Lawton_With rising gas and energy prices, many people are having a difficult time making ends meet. Some feel there is no where to turn for help with their finances. That's where "MIGHT Community Development and Resource Center" in Lawton steps in. The organization gives those who need assistance a helping hand with a little extra cash - but they have to earn it. In return for assistance from the organization, they must make a 90-day commitment to the program and attend budgeting workshops.
Some people had a difficult time with their finances before gas was at $4 per gallon and utility rates jumped an additional $20 per month. This program breaks the economic stranglehold as it helps people pay their bills and end what could end in tremendous personal and financial loss. Some families or individuals entering the program are living in poverty, or are among the working poor, and with a slumping national economy, it's only getting worse.
MIGHT doesn't offer a hand out, it offers a hand up. "Sometimes help is monetary, but the best help you can give a person is to encourage them, and show them, and teach them and keep telling them, 'You're going to get through this. It's going to be ok,'" says MIGHT Founder and Director Bernita Taylor. The center is a faith-based, not-for-profit organization affiliated with the United Way of Lawton-Fort Sill. During the program, each client sets goals to be completed within 90-days. These goals are to help direct the client to get back on their own two feet.

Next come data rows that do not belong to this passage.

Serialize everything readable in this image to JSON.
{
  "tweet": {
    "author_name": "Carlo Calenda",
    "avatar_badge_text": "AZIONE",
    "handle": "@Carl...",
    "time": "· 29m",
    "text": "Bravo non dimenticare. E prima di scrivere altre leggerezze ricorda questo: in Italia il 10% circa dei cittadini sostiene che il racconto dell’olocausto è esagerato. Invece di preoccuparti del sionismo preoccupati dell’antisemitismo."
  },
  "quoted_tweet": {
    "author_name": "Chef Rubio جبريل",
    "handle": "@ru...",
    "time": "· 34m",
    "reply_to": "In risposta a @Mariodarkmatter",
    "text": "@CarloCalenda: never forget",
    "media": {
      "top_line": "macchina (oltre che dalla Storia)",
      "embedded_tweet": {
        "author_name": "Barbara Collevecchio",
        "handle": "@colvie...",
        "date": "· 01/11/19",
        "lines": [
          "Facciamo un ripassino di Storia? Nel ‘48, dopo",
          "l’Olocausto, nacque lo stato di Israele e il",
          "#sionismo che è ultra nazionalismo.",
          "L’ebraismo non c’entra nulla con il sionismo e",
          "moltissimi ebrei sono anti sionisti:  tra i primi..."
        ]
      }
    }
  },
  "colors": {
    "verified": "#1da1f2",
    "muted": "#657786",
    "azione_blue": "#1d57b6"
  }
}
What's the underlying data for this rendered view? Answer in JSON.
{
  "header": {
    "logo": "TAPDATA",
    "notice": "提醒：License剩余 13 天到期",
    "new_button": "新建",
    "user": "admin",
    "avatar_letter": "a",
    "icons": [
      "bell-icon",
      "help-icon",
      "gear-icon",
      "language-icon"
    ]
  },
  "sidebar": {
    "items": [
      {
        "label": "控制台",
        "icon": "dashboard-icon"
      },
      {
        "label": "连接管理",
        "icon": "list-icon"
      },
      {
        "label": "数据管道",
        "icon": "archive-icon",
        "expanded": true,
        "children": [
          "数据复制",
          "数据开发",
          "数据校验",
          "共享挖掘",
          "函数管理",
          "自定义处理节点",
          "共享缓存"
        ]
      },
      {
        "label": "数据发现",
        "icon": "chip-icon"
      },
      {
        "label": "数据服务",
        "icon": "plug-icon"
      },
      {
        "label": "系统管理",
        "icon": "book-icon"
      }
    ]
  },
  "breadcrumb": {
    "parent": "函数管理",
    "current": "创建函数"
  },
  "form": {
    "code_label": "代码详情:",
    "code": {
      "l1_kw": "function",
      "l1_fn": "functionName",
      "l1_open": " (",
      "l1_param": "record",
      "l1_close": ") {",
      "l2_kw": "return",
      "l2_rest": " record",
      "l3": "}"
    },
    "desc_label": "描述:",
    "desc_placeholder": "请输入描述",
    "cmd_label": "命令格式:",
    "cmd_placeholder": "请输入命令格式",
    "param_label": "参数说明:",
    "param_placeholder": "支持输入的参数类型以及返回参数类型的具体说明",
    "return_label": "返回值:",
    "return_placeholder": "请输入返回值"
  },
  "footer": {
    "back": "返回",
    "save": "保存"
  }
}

Taylor began the program five years ago after having been in extremely difficult situations in her life. "I've been homeless. I've not known how I was going to take care of my children," she says. "I've put all the blankets on the bed and told the kids we're going camping and that's why it's cold in the house." She says she never wants another parent to have to go through what she has.
MIGHT does not receive federal funding or grants. It operates on generous donations. Taylor works a second full-time job - never taking a cut of her own paycheck for herself - to pay her employees. "Those faces that I see that say, 'If it wasn't for you I would have given up,' keeps me going," she says. "Because it's not, again, glamour, or 'Oh, you know, I got to help somebody.' It's getting down deep and dirty, and saying 'ok, keep above ground, we can do this, if you just keep going,' and working day in a day out with people in need, and trying to keep the hope alive."